Q:

What is the definition of an AIC rating?

A:

Quick Answer

AIC is an abbreviation for Amps Interrupting Capacity, also known as Amps Interrupting Rating, which is the maximum number of surge amps that can be served to the equipment and still safely trip off when the amperage gets too high. It can be found on panelboards, also called distribution boards or breaker panels, and panel circuit breakers.

Continue Reading

Full Answer

The AIC is typically 10kA, meaning 10,000 amps, or 20kA, but can be as little as 5kA, with the higher ratings costing more. This amount is in addition to the sustained current rating, which could be 200 or 1,200 amps, and it is a safety rating separate to the nominal load rating of the panel. The National Fire Protection Association's National Electric Code states that equipment must be rated equal to or higher than the available surge current and any amount below this can become a safety hazard.

In the U.S., panel boards are usually placed in two columns and live electrical parts are hidden for safety reasons. They are often placed in closets, the attic, basements or garages because of their aesthetics and also for security reasons. External installation requires specialized equipment and stricter installation practices to keep them safe. Larger buildings, such as schools, hospitals and entertainment venues, will have multiple different panel boards dedicated to each area or for each building.
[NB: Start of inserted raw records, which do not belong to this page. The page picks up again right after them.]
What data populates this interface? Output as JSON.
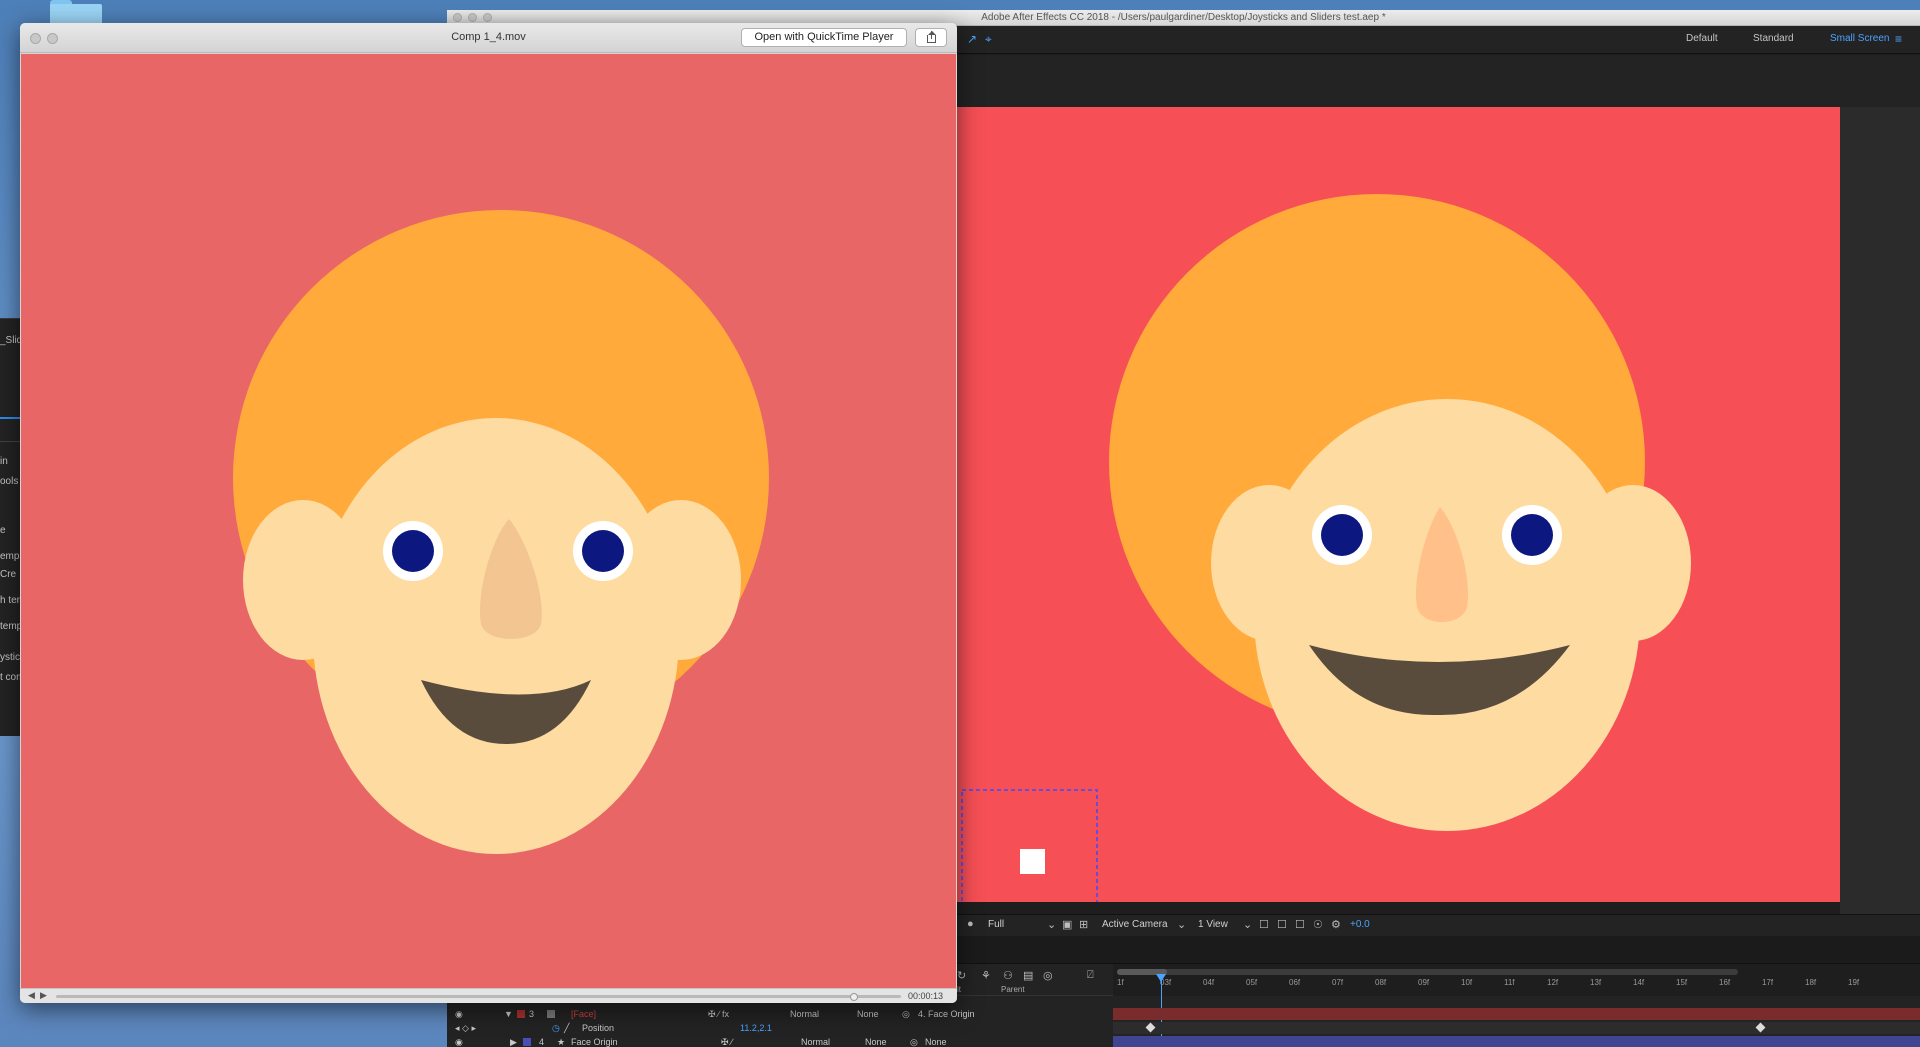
{
  "qt": {
    "title": "Comp 1_4.mov",
    "open_button": "Open with QuickTime Player",
    "time": "00:00:13"
  },
  "ae": {
    "title": "Adobe After Effects CC 2018 - /Users/paulgardiner/Desktop/Joysticks and Sliders test.aep *",
    "workspaces": [
      "Default",
      "Standard",
      "Small Screen"
    ],
    "active_workspace": "Small Screen"
  },
  "viewer_bar": {
    "resolution": "Full",
    "camera": "Active Camera",
    "views": "1 View",
    "exposure": "+0.0"
  },
  "timeline": {
    "ticks": [
      "1f",
      "03f",
      "04f",
      "05f",
      "06f",
      "07f",
      "08f",
      "09f",
      "10f",
      "11f",
      "12f",
      "13f",
      "14f",
      "15f",
      "16f",
      "17f",
      "18f",
      "19f"
    ],
    "header_fragment": "it",
    "header_parent": "Parent",
    "rows": [
      {
        "num": "3",
        "name": "[Face]",
        "mode": "Normal",
        "trkmat": "None",
        "parent": "4. Face Origin",
        "color": "#a8302e"
      },
      {
        "name": "Position",
        "value": "11.2,2.1"
      },
      {
        "num": "4",
        "name": "Face Origin",
        "mode": "Normal",
        "trkmat": "None",
        "parent": "None",
        "color": "#4a4fb5"
      }
    ]
  },
  "left_panel_fragments": [
    "_Slid",
    "in",
    "ools",
    "e",
    "empl",
    "Cre",
    "h ter",
    "temp",
    "ystic",
    "t com"
  ],
  "colors": {
    "qt_bg": "#e86666",
    "ae_bg": "#f64f56",
    "hair": "#ffaa3a",
    "skin": "#fedba1",
    "nose_qt": "#f2c591",
    "nose_ae": "#ffc08a",
    "pupil": "#0c1780",
    "mouth": "#5a4c3d",
    "accent": "#4aa3ff"
  }
}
Learn more about Electrical

Related Questions

  • Q:

    How can you tell the difference between 60-amp and 200-amp electric panel boxes?

    A:

    According to Home Depot, the easiest way to determine the amperage of an electrical panel box is to look at the amp rating of the main breaker. The two are generally the same. However, if there are doubts, owners should look for other clues as to the amount of power supplied to the home.

    Full Answer >
    Filed Under:
  • Q:

    How do you wire a 50 amperage outlet?

    A:

    To wire a 50 amperage outlet, begin by installing a junction box alongside an existing wall stud. Run 3-strand 50 amp wires from the circuit breaker in the home to the place chosen to locate the outlet. Once the wires are in place, strip off the insulating sleeve from the last quarter-inch to expose the three wires.

    Full Answer >
    Filed Under:
  • Q:

    What is a Square D shunt trip breaker?

    A:

    A Square D shunt trip breaker is a type of circuit breaker with a built-in indicator and remote tripping mechanism. The indicator is a clear plastic window that shows a black line when the circuit is in good condition and a red line when the circuit is broken.

    Full Answer >
    Filed Under:
  • Q:

    What causes a GFCI-protected circuit to trip?

    A:

    A GFCI-protected circuit may trip due to water, conductive dust, worn-out insulation and soft grounds. As per the electrical code, ground fault circuit interrupters are often installed in outlets where there is exposure to water, such as bathrooms, kitchens, laundry rooms, garages and outdoor receptacles.

    Full Answer >
    Filed Under:

Explore